> _WHAT YOU NEED TO DO_
Leave the pictures out and return every line below exactly.

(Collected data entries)
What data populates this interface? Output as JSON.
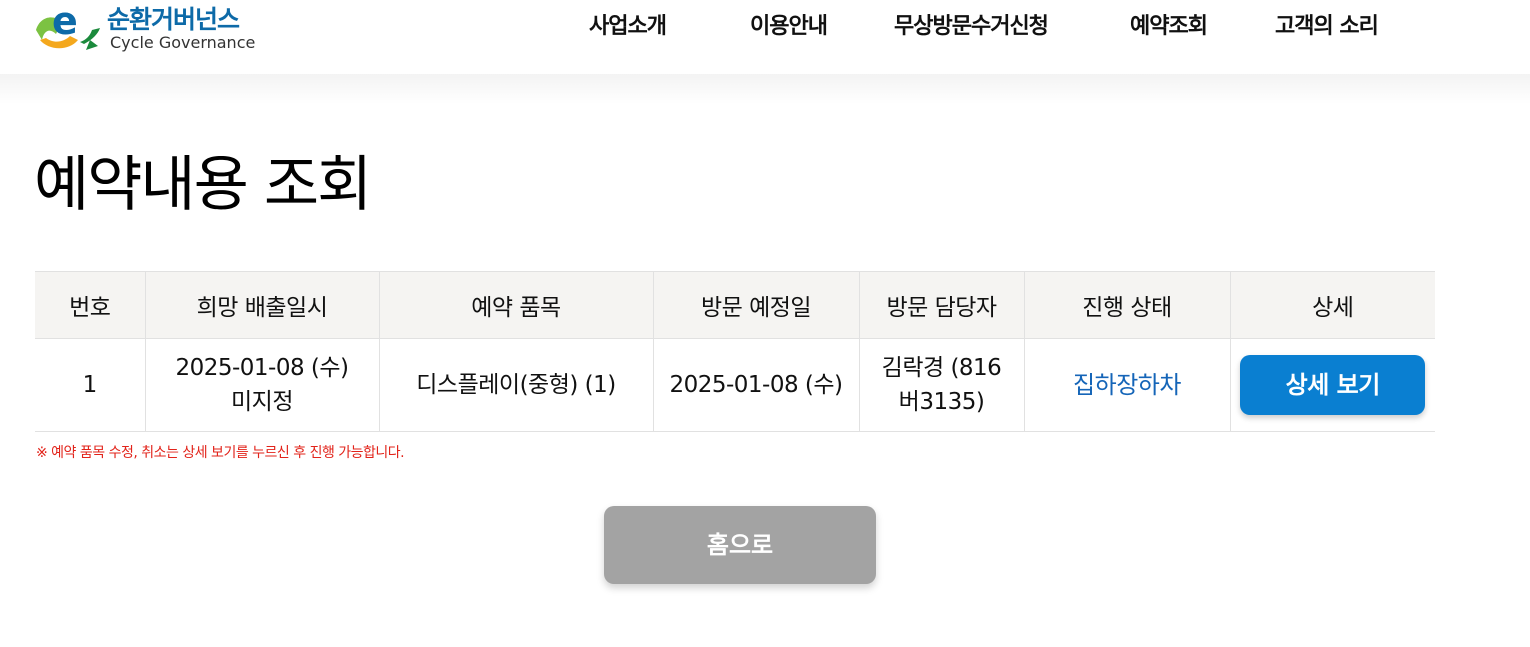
{
  "header": {
    "logo": {
      "title_ko": "순환거버넌스",
      "title_en": "Cycle Governance"
    },
    "nav": [
      {
        "label": "사업소개"
      },
      {
        "label": "이용안내"
      },
      {
        "label": "무상방문수거신청"
      },
      {
        "label": "예약조회"
      },
      {
        "label": "고객의 소리"
      }
    ]
  },
  "main": {
    "title": "예약내용 조회",
    "table": {
      "columns": [
        "번호",
        "희망 배출일시",
        "예약 품목",
        "방문 예정일",
        "방문 담당자",
        "진행 상태",
        "상세"
      ],
      "rows": [
        {
          "number": "1",
          "desired_date": "2025-01-08 (수)",
          "desired_time": "미지정",
          "item": "디스플레이(중형) (1)",
          "visit_date": "2025-01-08 (수)",
          "manager_line1": "김락경 (816",
          "manager_line2": "버3135)",
          "status": "집하장하차",
          "detail_label": "상세 보기"
        }
      ]
    },
    "notice": "※ 예약 품목 수정, 취소는 상세 보기를 누르신 후 진행 가능합니다.",
    "home_button": "홈으로"
  },
  "colors": {
    "primary_button": "#0a7fd1",
    "status_text": "#1565b8",
    "notice_text": "#e2231a",
    "home_button": "#a3a3a3",
    "table_header_bg": "#f5f4f2"
  }
}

> _WRITTEN RESPONSE_
What data populates this interface? Output as JSON.
{
  "header": {
    "logo": {
      "title_ko": "순환거버넌스",
      "title_en": "Cycle Governance"
    },
    "nav": [
      {
        "label": "사업소개"
      },
      {
        "label": "이용안내"
      },
      {
        "label": "무상방문수거신청"
      },
      {
        "label": "예약조회"
      },
      {
        "label": "고객의 소리"
      }
    ]
  },
  "main": {
    "title": "예약내용 조회",
    "table": {
      "columns": [
        "번호",
        "희망 배출일시",
        "예약 품목",
        "방문 예정일",
        "방문 담당자",
        "진행 상태",
        "상세"
      ],
      "rows": [
        {
          "number": "1",
          "desired_date": "2025-01-08 (수)",
          "desired_time": "미지정",
          "item": "디스플레이(중형) (1)",
          "visit_date": "2025-01-08 (수)",
          "manager_line1": "김락경 (816",
          "manager_line2": "버3135)",
          "status": "집하장하차",
          "detail_label": "상세 보기"
        }
      ]
    },
    "notice": "※ 예약 품목 수정, 취소는 상세 보기를 누르신 후 진행 가능합니다.",
    "home_button": "홈으로"
  },
  "colors": {
    "primary_button": "#0a7fd1",
    "status_text": "#1565b8",
    "notice_text": "#e2231a",
    "home_button": "#a3a3a3",
    "table_header_bg": "#f5f4f2"
  }
}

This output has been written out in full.